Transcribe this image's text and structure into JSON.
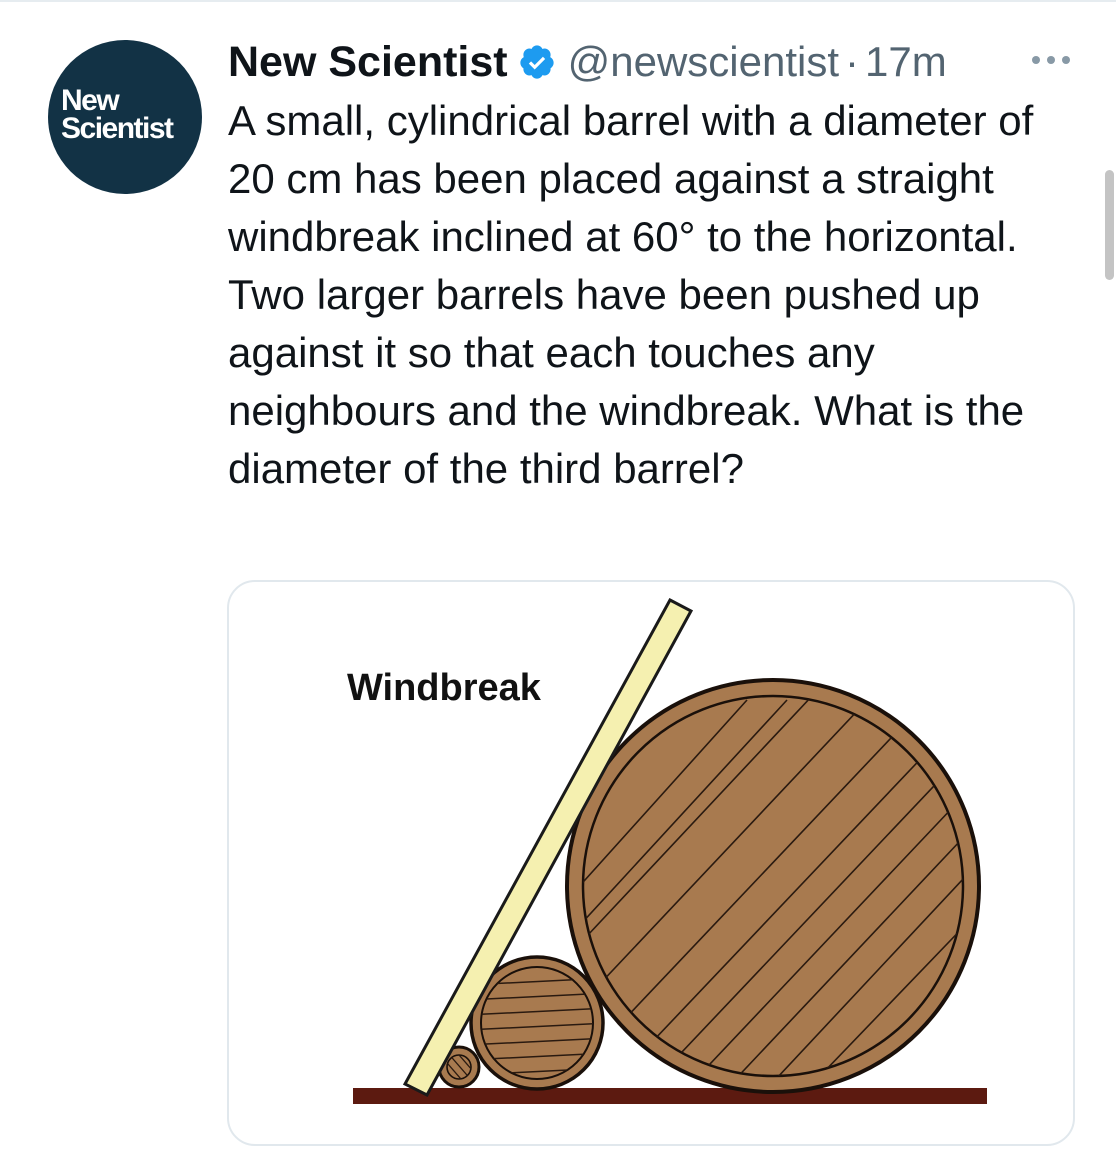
{
  "tweet": {
    "avatar": {
      "logo_line1": "New",
      "logo_line2": "Scientist",
      "background": "#123245"
    },
    "author": {
      "display_name": "New Scientist",
      "verified_icon": "verified-badge-icon",
      "handle": "@newscientist",
      "separator": "·",
      "time": "17m"
    },
    "more_icon": "more-options-icon",
    "text": "A small, cylindrical barrel with a diameter of 20 cm has been placed against a straight windbreak inclined at 60° to the horizontal. Two larger barrels have been pushed up against it so that each touches any neighbours and the windbreak. What is the diameter of the third barrel?",
    "media": {
      "label": "Windbreak",
      "colors": {
        "windbreak_fill": "#f5f0b0",
        "barrel_fill": "#a87a4f",
        "barrel_stroke": "#2a1a10",
        "ground": "#5c1a10"
      }
    }
  },
  "colors": {
    "text_primary": "#0f1419",
    "text_secondary": "#536471",
    "verified": "#1d9bf0"
  }
}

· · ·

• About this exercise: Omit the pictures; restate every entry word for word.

• Solution to this problem:
Transcribe this image's text and structure into JSON.
{
  "tweet": {
    "avatar": {
      "logo_line1": "New",
      "logo_line2": "Scientist",
      "background": "#123245"
    },
    "author": {
      "display_name": "New Scientist",
      "verified_icon": "verified-badge-icon",
      "handle": "@newscientist",
      "separator": "·",
      "time": "17m"
    },
    "more_icon": "more-options-icon",
    "text": "A small, cylindrical barrel with a diameter of 20 cm has been placed against a straight windbreak inclined at 60° to the horizontal. Two larger barrels have been pushed up against it so that each touches any neighbours and the windbreak. What is the diameter of the third barrel?",
    "media": {
      "label": "Windbreak",
      "colors": {
        "windbreak_fill": "#f5f0b0",
        "barrel_fill": "#a87a4f",
        "barrel_stroke": "#2a1a10",
        "ground": "#5c1a10"
      }
    }
  },
  "colors": {
    "text_primary": "#0f1419",
    "text_secondary": "#536471",
    "verified": "#1d9bf0"
  }
}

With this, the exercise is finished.